=== Begin Enclosure ===

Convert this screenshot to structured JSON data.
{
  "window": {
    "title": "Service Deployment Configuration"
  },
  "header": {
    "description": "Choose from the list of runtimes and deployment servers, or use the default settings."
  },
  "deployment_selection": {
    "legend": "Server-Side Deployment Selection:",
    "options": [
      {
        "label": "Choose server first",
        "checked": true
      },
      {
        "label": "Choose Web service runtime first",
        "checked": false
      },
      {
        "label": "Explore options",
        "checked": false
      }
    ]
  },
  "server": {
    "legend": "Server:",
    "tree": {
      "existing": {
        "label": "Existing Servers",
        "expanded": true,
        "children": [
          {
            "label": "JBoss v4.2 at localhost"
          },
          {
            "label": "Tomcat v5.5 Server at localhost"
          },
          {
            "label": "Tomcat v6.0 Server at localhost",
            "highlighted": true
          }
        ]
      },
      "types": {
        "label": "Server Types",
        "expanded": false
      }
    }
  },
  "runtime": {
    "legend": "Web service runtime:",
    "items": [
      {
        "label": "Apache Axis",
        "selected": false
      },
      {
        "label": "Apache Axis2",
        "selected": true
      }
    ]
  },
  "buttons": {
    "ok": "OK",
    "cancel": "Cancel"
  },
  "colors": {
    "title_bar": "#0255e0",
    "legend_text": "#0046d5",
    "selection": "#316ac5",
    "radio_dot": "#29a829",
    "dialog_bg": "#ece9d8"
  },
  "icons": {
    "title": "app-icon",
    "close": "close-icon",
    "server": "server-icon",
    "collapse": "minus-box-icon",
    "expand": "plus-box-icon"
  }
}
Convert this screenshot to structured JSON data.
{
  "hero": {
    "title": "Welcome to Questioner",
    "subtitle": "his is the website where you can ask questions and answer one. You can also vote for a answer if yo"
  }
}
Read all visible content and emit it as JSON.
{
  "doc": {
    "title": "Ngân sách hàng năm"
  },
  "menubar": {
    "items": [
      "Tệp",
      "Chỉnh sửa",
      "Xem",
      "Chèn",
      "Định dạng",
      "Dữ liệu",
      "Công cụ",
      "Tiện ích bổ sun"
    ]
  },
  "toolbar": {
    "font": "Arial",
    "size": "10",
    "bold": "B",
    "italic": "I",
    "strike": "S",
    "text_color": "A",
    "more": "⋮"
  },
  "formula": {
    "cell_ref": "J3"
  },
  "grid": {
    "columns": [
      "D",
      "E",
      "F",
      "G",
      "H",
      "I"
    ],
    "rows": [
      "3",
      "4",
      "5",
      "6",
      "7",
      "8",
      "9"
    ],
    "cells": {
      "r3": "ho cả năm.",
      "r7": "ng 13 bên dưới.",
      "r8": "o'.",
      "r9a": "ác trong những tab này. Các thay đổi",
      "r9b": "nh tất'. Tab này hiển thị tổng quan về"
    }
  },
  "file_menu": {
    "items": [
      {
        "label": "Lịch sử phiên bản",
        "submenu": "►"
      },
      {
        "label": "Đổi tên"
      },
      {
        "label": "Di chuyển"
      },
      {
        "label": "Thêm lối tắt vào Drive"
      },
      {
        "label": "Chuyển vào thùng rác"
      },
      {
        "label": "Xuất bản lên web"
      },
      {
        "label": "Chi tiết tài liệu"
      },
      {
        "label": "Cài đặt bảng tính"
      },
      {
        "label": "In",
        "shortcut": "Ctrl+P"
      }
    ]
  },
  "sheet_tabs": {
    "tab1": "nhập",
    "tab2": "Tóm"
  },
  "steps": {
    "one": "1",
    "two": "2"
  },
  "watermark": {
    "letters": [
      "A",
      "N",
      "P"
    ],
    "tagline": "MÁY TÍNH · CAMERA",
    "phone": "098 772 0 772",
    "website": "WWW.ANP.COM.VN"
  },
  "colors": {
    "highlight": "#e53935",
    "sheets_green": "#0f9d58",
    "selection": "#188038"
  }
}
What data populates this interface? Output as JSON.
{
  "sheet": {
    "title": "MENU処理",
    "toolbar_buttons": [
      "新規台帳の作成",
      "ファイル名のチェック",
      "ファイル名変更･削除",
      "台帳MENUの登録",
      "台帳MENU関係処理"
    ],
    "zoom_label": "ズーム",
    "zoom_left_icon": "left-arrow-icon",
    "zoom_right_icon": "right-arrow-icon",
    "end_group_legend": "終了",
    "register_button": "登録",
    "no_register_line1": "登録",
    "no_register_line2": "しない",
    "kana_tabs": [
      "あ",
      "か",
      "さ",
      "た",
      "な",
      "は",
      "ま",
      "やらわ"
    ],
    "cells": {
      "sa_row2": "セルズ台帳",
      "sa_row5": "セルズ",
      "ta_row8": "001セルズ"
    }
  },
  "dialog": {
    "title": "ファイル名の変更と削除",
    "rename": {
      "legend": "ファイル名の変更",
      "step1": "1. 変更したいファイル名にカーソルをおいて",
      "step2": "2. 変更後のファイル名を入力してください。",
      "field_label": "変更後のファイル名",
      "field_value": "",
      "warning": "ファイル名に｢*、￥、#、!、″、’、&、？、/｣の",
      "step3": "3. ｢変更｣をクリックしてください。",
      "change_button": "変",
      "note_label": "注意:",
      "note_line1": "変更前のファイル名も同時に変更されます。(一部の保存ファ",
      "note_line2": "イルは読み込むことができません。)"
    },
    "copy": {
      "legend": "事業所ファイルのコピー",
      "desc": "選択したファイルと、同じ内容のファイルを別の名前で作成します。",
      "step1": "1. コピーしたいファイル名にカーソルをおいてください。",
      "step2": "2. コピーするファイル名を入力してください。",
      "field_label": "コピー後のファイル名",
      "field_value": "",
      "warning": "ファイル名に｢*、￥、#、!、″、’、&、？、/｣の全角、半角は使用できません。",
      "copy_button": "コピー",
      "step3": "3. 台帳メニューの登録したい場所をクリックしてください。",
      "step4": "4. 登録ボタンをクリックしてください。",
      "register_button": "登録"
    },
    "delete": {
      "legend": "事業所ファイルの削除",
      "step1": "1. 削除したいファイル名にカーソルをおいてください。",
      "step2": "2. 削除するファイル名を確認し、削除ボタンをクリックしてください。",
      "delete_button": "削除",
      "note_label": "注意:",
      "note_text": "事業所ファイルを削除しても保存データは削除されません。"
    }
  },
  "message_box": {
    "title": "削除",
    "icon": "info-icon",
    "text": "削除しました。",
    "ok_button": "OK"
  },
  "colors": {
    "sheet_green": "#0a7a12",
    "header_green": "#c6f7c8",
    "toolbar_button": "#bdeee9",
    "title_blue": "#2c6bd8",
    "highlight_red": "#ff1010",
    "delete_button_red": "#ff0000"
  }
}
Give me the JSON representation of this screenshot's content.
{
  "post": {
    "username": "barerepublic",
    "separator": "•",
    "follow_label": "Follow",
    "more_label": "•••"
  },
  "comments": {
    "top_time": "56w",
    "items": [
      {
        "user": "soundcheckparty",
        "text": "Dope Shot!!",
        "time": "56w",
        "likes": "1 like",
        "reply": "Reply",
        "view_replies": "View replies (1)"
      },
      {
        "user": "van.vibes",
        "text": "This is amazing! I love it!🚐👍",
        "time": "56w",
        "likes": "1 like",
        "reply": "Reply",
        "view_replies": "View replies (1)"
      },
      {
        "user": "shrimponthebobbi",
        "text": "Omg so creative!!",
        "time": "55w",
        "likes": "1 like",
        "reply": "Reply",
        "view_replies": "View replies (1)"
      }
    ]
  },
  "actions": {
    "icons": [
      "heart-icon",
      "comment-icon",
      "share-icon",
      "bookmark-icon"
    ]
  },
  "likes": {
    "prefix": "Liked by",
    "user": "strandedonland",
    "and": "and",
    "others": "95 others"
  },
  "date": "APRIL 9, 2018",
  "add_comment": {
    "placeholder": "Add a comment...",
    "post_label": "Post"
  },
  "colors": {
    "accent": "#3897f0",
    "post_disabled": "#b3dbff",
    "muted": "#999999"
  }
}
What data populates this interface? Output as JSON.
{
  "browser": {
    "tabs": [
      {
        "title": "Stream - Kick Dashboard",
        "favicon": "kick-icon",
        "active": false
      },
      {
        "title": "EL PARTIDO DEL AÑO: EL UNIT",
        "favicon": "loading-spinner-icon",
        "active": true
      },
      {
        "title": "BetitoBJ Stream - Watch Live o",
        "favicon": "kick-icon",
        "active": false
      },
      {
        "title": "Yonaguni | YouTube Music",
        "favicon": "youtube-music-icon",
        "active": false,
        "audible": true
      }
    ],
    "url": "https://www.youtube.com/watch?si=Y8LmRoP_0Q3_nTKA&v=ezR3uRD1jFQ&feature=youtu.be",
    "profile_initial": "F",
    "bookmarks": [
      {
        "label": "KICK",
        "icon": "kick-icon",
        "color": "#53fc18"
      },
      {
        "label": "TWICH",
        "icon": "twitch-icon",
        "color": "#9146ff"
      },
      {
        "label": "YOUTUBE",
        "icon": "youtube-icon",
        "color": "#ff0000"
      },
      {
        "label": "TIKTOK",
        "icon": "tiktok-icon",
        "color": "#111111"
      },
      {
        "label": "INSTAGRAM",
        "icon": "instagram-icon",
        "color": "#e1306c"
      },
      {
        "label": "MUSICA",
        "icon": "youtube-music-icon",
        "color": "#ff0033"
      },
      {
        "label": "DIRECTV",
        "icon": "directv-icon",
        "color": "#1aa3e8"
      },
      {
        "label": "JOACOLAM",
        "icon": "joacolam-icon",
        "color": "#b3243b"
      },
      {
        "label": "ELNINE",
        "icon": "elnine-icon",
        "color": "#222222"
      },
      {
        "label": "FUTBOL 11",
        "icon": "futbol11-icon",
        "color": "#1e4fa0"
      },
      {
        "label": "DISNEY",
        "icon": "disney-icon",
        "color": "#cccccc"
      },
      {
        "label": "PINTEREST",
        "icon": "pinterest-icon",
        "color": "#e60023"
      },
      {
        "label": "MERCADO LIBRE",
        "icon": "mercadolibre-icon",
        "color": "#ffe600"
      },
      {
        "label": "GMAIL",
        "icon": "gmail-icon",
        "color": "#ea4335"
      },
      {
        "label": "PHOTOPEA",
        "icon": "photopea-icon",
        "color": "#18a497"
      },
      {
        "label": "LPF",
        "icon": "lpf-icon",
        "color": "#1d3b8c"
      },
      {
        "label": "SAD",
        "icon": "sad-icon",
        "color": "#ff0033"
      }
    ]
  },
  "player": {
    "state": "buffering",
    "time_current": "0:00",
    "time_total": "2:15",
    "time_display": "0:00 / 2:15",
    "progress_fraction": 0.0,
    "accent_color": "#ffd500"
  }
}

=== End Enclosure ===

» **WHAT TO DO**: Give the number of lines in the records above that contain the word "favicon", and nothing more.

» **YOUR RESPONSE**: 4